A device used by the barista to flatten or compact the bed of coffee grounds in a portafilter basket. Tampers are usually flat bottomed, although they can be rounded or ridged. Tamping is the act of using the tamper.
The acid most associated with grapes and berries, but also found in bananas, tamarinds, avocados, and apricots. Tartaric acid is sometimes added to foods to give it a sour taste, and acts as an antioxidant.
TDS (Total Dissolved Solids)
A measure of all particles suspended in a liquid solution. TDS can help indicate the strength of a brew and is a critical measurement used to obtain Extraction Yield Percentage. For liquid coffee, TDS is usually expressed in parts per thousand (ppt), or as a percentage. 1.25 ppt is equal to 1.25% solids.
Total Brew Time
The length of time a coffee takes to brew, typically measured from the first drop of water hitting the brew bed until the last of the brew water finishes dripping through the brew device. Total brew time can vary significantly depending on grind size, pour technique, and brew method. Knowing how long it takes for a brewed coffee to reach the desired yield is important for understanding how accurate your dial is and how to manipulate the brew to achieve desired extraction.

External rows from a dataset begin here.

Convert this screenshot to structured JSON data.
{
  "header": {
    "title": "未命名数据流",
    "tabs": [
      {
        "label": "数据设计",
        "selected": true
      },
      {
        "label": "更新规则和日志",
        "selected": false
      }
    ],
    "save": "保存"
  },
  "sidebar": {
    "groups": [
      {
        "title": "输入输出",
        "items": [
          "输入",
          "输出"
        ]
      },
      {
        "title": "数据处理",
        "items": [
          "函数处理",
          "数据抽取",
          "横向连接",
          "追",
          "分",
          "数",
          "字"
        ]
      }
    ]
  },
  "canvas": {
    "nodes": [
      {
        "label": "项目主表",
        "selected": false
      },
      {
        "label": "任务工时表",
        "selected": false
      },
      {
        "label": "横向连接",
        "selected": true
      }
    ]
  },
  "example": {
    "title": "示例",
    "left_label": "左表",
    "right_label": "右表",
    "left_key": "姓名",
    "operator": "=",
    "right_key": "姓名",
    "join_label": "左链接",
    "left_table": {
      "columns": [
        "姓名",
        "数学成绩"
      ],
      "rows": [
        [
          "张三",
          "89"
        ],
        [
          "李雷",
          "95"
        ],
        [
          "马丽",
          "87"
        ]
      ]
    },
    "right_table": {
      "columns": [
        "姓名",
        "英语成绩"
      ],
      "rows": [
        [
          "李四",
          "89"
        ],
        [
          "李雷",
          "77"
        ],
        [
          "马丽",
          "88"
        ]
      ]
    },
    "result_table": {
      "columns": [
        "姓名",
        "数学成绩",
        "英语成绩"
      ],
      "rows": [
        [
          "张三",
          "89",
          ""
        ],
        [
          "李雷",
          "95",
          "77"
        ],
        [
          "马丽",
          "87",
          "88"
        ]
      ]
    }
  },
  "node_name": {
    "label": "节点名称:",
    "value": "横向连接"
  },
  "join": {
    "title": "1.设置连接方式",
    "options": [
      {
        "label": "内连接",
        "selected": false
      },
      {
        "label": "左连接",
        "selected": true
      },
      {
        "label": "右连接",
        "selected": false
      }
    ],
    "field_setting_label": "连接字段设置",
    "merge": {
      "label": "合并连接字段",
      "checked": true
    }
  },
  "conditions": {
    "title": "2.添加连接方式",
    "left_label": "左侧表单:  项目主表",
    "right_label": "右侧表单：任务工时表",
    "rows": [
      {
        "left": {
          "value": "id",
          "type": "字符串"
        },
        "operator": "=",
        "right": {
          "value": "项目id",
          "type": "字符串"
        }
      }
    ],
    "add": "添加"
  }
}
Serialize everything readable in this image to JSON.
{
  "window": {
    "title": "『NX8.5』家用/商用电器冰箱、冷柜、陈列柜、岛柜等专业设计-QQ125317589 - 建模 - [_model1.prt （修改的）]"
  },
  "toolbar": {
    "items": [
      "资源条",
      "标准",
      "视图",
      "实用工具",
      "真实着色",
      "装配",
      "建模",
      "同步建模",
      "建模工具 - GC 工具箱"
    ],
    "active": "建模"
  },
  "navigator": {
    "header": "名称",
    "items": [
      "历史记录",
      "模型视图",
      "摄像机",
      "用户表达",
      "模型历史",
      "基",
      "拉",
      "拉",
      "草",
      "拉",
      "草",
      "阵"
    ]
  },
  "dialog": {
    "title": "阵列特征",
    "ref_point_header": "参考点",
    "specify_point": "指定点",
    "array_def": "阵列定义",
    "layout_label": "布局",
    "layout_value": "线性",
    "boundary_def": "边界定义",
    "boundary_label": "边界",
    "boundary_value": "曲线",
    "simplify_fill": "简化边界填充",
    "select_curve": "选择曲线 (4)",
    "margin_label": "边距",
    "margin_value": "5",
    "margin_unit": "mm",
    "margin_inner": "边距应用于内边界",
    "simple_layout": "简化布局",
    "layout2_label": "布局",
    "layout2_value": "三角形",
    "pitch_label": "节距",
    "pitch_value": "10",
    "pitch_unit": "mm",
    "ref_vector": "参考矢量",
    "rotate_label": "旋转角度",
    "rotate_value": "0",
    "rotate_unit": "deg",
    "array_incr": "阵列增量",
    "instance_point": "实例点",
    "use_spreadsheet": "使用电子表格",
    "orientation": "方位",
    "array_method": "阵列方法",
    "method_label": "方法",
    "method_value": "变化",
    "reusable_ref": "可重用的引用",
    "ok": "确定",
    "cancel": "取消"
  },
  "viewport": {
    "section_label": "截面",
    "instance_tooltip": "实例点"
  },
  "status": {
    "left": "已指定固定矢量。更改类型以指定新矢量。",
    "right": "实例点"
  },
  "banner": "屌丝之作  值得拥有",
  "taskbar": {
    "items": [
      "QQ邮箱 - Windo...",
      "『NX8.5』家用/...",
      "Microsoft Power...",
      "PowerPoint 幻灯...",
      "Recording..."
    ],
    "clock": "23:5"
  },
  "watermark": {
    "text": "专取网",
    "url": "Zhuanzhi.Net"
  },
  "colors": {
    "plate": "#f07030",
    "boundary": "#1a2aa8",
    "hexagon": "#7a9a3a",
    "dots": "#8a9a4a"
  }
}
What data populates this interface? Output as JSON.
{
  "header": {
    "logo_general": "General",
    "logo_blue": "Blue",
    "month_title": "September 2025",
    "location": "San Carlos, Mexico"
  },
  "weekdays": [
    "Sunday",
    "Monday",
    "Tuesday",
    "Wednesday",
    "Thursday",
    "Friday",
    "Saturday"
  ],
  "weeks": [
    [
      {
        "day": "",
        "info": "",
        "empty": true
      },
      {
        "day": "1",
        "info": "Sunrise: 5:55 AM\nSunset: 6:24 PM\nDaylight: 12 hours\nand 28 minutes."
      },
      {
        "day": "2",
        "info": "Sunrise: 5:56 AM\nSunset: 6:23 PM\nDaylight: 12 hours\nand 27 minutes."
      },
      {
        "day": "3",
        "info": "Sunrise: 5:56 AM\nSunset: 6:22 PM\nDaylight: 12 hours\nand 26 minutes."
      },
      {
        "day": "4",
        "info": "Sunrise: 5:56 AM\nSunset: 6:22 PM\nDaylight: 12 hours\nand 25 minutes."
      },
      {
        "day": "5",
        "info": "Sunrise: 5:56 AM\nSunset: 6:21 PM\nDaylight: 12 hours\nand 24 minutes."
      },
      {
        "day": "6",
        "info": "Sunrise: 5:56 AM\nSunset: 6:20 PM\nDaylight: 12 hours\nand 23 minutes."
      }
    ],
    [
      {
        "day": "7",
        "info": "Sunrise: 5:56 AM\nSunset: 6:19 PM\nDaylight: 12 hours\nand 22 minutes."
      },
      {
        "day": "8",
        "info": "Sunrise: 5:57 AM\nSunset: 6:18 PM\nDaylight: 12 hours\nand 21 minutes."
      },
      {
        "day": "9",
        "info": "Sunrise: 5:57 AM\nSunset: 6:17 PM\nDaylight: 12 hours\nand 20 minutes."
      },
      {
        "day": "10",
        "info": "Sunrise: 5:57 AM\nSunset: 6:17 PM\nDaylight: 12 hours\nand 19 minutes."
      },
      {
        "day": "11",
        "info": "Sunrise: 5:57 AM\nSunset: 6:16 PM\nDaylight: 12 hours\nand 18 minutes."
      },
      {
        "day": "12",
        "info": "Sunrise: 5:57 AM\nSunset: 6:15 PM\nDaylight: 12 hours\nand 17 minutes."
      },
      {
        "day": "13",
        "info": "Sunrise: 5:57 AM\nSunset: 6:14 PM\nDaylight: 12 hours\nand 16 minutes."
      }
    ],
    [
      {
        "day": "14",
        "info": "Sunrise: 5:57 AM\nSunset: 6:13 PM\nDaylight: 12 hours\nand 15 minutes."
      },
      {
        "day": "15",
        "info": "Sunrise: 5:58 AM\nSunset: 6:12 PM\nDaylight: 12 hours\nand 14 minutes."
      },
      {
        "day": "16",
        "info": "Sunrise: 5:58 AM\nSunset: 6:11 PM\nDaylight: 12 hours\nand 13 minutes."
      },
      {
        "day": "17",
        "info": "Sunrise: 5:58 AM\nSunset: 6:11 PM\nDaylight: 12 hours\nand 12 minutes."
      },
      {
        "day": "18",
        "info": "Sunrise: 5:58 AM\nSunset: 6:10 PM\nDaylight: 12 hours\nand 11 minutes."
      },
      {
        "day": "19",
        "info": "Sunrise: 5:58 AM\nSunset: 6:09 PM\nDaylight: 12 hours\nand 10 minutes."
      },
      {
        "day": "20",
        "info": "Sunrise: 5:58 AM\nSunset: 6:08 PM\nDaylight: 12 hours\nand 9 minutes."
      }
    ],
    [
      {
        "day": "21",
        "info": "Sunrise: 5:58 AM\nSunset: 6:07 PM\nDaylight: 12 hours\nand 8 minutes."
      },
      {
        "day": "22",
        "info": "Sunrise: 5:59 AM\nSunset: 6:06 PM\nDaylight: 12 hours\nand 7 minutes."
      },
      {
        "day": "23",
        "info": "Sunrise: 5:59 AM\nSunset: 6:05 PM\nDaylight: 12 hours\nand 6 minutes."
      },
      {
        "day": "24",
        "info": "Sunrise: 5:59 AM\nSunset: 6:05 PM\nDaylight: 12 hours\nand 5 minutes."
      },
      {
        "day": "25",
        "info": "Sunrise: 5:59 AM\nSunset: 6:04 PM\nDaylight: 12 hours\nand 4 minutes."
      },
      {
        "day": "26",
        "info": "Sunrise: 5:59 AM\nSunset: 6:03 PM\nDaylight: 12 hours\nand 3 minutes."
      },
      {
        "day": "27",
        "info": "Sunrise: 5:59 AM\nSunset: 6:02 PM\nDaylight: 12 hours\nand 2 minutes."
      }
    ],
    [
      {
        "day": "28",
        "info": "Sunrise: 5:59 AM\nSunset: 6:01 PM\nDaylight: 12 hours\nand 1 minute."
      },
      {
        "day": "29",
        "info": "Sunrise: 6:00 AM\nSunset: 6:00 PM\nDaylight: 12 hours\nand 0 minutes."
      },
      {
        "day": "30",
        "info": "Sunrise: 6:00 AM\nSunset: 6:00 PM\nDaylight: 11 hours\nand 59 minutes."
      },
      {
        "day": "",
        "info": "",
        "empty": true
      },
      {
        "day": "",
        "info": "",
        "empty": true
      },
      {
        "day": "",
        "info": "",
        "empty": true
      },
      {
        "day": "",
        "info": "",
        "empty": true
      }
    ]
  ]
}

Light scattering by particles in a colloid or a very fine suspension. The Tyndall effect gives milk its translucent bluish-white appearance, as well as makes the sky blue, and light beams visible in fog.
Ultra-heat treatment (UHT)
A fast, high-temperature method of pasteurizing milk which makes it shelf stable for several months if stored in a sealed package.
One of the five basic tastes, Umami describes savory sensations related to glutamates – for example mono-sodium glutamate, or MSG. Although sweetness is usually prized above all, a coffee with savory notes can bring nuance and balance to the cup.
General industry recommendation for water temperature when brewing coffee is from 195 to 205 F. Hot water extracts coffee at a faster rate. Water is a polar molecule, meaning it has an uneven distribution of electron density and is eager to attach itself to other molecules, thereby extracting them. Heat makes the water molecules vibrate faster, making them even more attracted to other molecules. Water that’s too hot can extract the coffee too quickly or efficiently and lead to unpleasant flavors, while water that’s too cold won’t be able to penetrate the grounds sufficiently to extract solids in a reasonable brew time.
The amount of liquor produced by brewing, measured either by weight or by volume. Knowing the exact brew yield is particularly important when dialing in espresso, while we often assume the brew yields in infusion and immersion brews. By keeping an eye on dose and yield the barista will be aware of what ratio they are brewing to and thus be able to control total extraction.